▶ [WHAT NEEDS TO BE DONE]:
Repeat each line of the records below exactly.

▶ [EXERCISE DATA]:
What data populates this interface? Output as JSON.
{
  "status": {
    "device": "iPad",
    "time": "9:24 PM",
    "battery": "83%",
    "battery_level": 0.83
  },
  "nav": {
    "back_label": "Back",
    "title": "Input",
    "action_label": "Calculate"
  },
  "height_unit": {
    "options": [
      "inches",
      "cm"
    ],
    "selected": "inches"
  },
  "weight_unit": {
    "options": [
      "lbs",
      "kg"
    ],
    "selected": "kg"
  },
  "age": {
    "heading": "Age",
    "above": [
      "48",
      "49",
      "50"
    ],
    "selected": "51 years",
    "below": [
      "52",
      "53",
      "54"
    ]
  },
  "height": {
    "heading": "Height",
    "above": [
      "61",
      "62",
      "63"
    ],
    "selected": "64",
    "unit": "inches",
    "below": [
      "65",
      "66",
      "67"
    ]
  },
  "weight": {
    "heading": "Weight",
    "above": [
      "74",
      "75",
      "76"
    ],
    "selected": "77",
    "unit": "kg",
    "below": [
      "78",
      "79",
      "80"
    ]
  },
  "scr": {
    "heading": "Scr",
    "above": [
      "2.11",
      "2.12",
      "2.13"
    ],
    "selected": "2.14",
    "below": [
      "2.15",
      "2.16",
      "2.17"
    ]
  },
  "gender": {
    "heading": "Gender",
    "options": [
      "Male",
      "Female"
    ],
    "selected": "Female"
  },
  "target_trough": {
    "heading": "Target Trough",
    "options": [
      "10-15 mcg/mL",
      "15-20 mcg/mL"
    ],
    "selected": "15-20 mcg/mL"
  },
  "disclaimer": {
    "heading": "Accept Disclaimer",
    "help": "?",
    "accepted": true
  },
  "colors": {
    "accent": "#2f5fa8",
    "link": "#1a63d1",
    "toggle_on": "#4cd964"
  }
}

▶ [RESPONSE TO THE EXERCISE]:
What data populates this interface? Output as JSON.
{
  "status": {
    "device": "iPad",
    "time": "9:24 PM",
    "battery": "83%",
    "battery_level": 0.83
  },
  "nav": {
    "back_label": "Back",
    "title": "Input",
    "action_label": "Calculate"
  },
  "height_unit": {
    "options": [
      "inches",
      "cm"
    ],
    "selected": "inches"
  },
  "weight_unit": {
    "options": [
      "lbs",
      "kg"
    ],
    "selected": "kg"
  },
  "age": {
    "heading": "Age",
    "above": [
      "48",
      "49",
      "50"
    ],
    "selected": "51 years",
    "below": [
      "52",
      "53",
      "54"
    ]
  },
  "height": {
    "heading": "Height",
    "above": [
      "61",
      "62",
      "63"
    ],
    "selected": "64",
    "unit": "inches",
    "below": [
      "65",
      "66",
      "67"
    ]
  },
  "weight": {
    "heading": "Weight",
    "above": [
      "74",
      "75",
      "76"
    ],
    "selected": "77",
    "unit": "kg",
    "below": [
      "78",
      "79",
      "80"
    ]
  },
  "scr": {
    "heading": "Scr",
    "above": [
      "2.11",
      "2.12",
      "2.13"
    ],
    "selected": "2.14",
    "below": [
      "2.15",
      "2.16",
      "2.17"
    ]
  },
  "gender": {
    "heading": "Gender",
    "options": [
      "Male",
      "Female"
    ],
    "selected": "Female"
  },
  "target_trough": {
    "heading": "Target Trough",
    "options": [
      "10-15 mcg/mL",
      "15-20 mcg/mL"
    ],
    "selected": "15-20 mcg/mL"
  },
  "disclaimer": {
    "heading": "Accept Disclaimer",
    "help": "?",
    "accepted": true
  },
  "colors": {
    "accent": "#2f5fa8",
    "link": "#1a63d1",
    "toggle_on": "#4cd964"
  }
}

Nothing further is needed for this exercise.